Rafsanjani’s son favorite in battle for Tehran mayorship

Al Monitor |Saeid Jafari: Iranian Reformists are now faced with the desirable, but highly contentious challenge of electing a new mayor of Tehran following sweeping victories in May 19 city council and village elections. Even the Reformists themselves did not expect to gain control of every council seat in the capital. Their decisive victory, however, has brought to the fore serious internal differences over whom to select as the next mayor. At present, Mohsen Hashemi Rafsanjani, son of the late President Ali Akbar Hashemi Rafsanjani, seems to be the most likely candidate for the job.

Prior to the council elections, the Reformists had released a unified list of candidates. The move met with strong criticism from the outset, with some questioning why certain individuals were on the ticket while others were not and others speculating whether selections had been based on connections rather than merit.
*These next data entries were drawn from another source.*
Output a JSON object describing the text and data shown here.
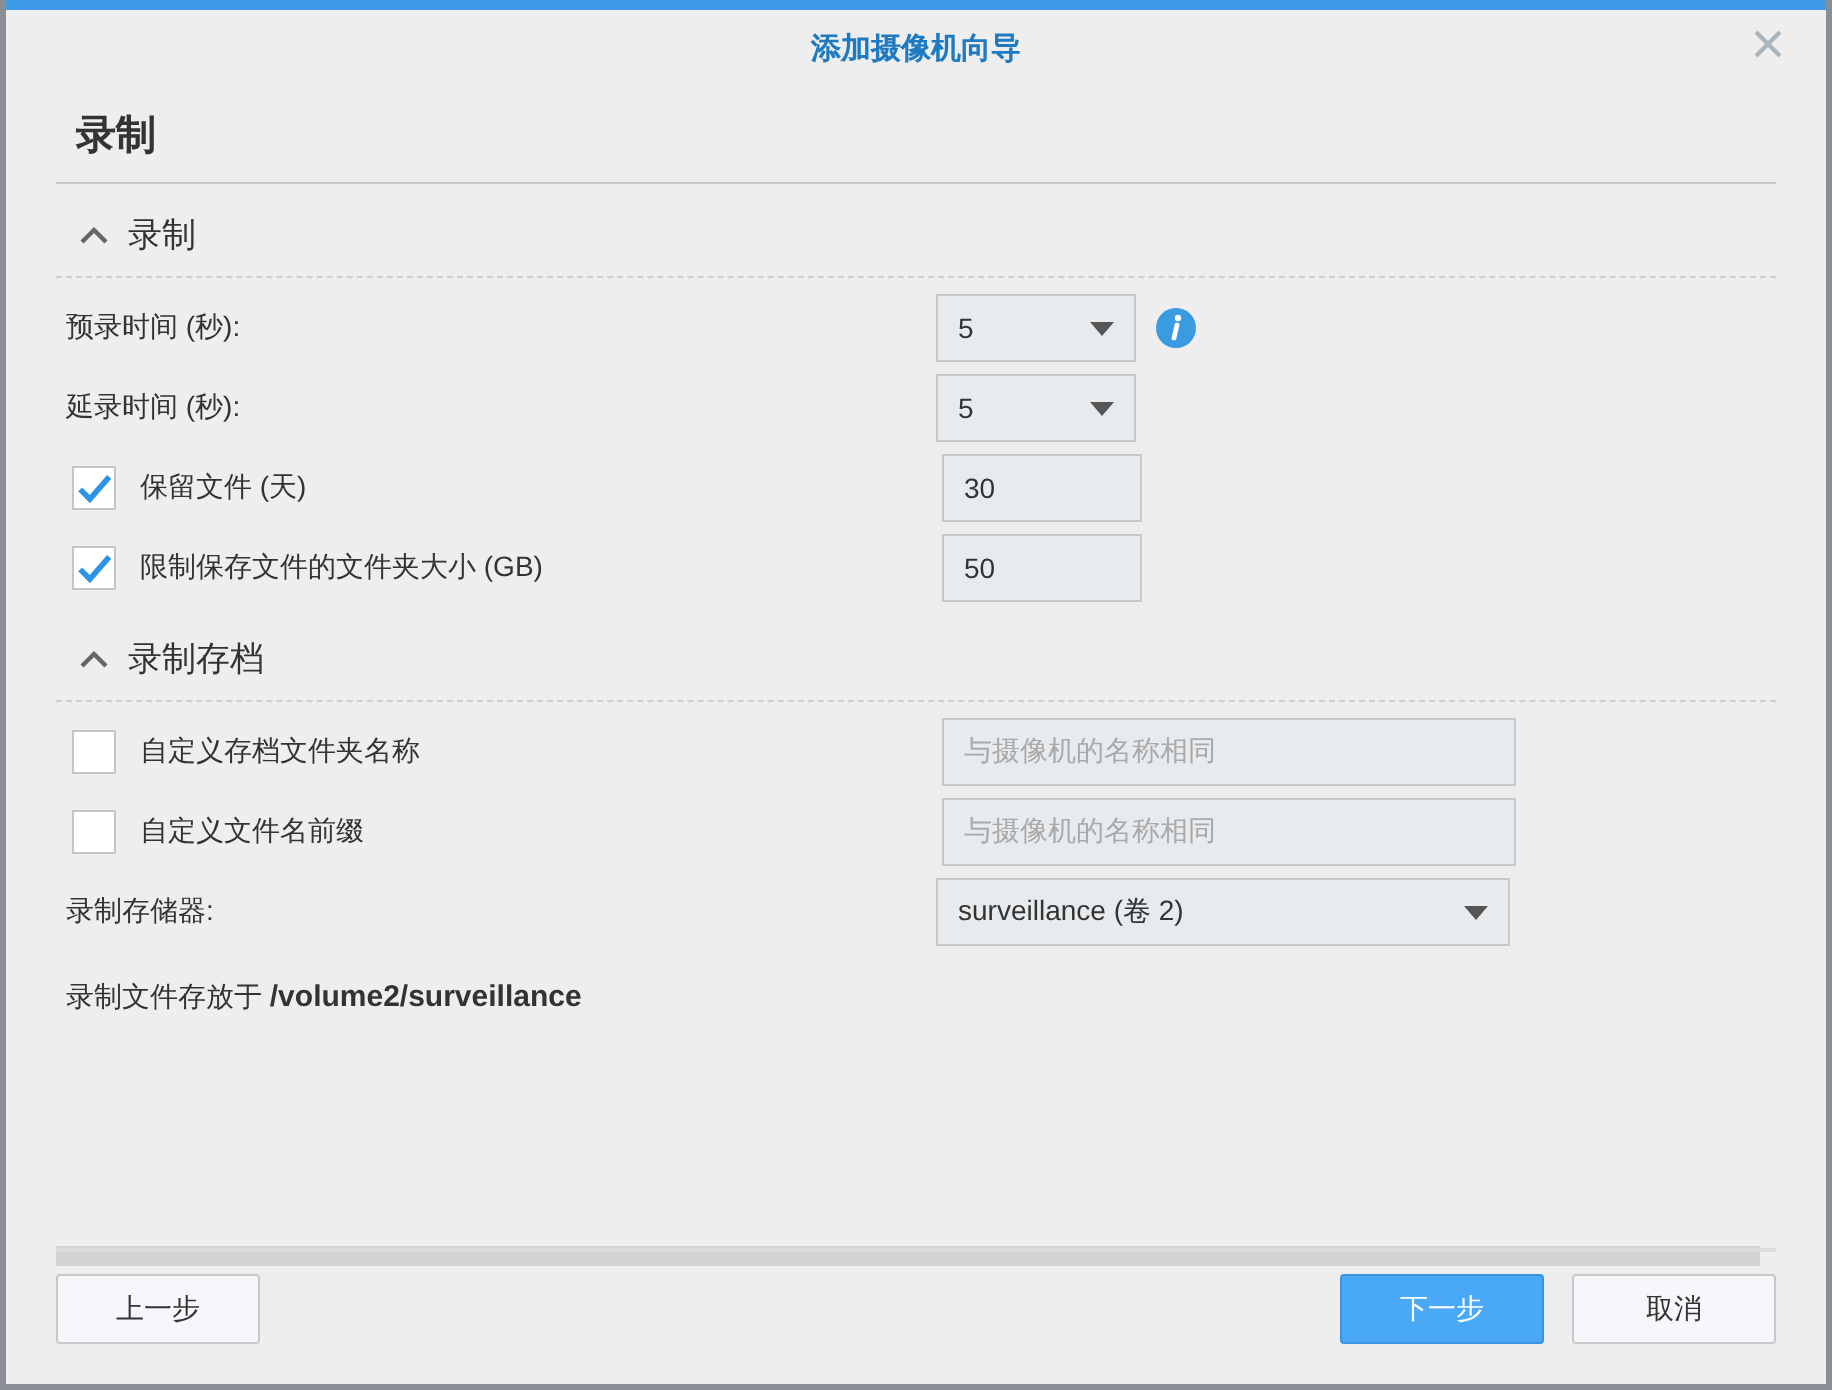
{
  "window": {
    "title": "添加摄像机向导"
  },
  "heading": "录制",
  "sections": [
    {
      "title": "录制",
      "expanded": true,
      "rows": [
        {
          "kind": "select",
          "label": "预录时间 (秒):",
          "value": "5",
          "info": true
        },
        {
          "kind": "select",
          "label": "延录时间 (秒):",
          "value": "5",
          "info": false
        },
        {
          "kind": "check-number",
          "label": "保留文件 (天)",
          "checked": true,
          "value": "30"
        },
        {
          "kind": "check-number",
          "label": "限制保存文件的文件夹大小 (GB)",
          "checked": true,
          "value": "50"
        }
      ]
    },
    {
      "title": "录制存档",
      "expanded": true,
      "rows": [
        {
          "kind": "check-text",
          "label": "自定义存档文件夹名称",
          "checked": false,
          "placeholder": "与摄像机的名称相同"
        },
        {
          "kind": "check-text",
          "label": "自定义文件名前缀",
          "checked": false,
          "placeholder": "与摄像机的名称相同"
        },
        {
          "kind": "wide-select",
          "label": "录制存储器:",
          "value": "surveillance (卷 2)"
        },
        {
          "kind": "note",
          "text": "录制文件存放于 **/volume2/surveillance**"
        }
      ]
    }
  ],
  "buttons": [
    {
      "label": "上一步",
      "kind": "secondary"
    },
    {
      "label": "下一步",
      "kind": "primary"
    },
    {
      "label": "取消",
      "kind": "secondary"
    }
  ]
}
Indeed, few expected the Reformists to do as well as they did, especially considering these suspicions as well as the spread of fake candidate lists in the days leading up the May 19 polling. These bogus lists had the same design and graphics as the Reformists’ List of Hope, and while they had pictures of Rafsanjani and fellow Reformist politician Ahmad Masjed-Jame’i at the top, the candidate names were different and, oddly, were those of Reformists who had not made the official list and rival Principlists.

When election results were announced May 21, it emerged that the List of Hope had not only won all 21 seats on the Tehran city council, but there was also a 400,000-vote difference between the last person on the Reformist ticket and the leading Principlist, who came in 22nd.

Immediately after announcement of the voting results, the challenge of selecting a candidate for mayor began. Hashemi soon emerged as the main focus. Four years ago, in September 2013, he had come close to winning the mayorship, receiving the same number of votes as the current mayor, Mohammad Bagher Ghalibaf, in council polling. The election therefore went to a second round, which Hashemi then lost by two votes, allowing Ghalibaf to retain the position. This year, as rumors of Hashemi’s possibly becoming mayor began to circulate, some Reformist media outlets immediately took an opposing position.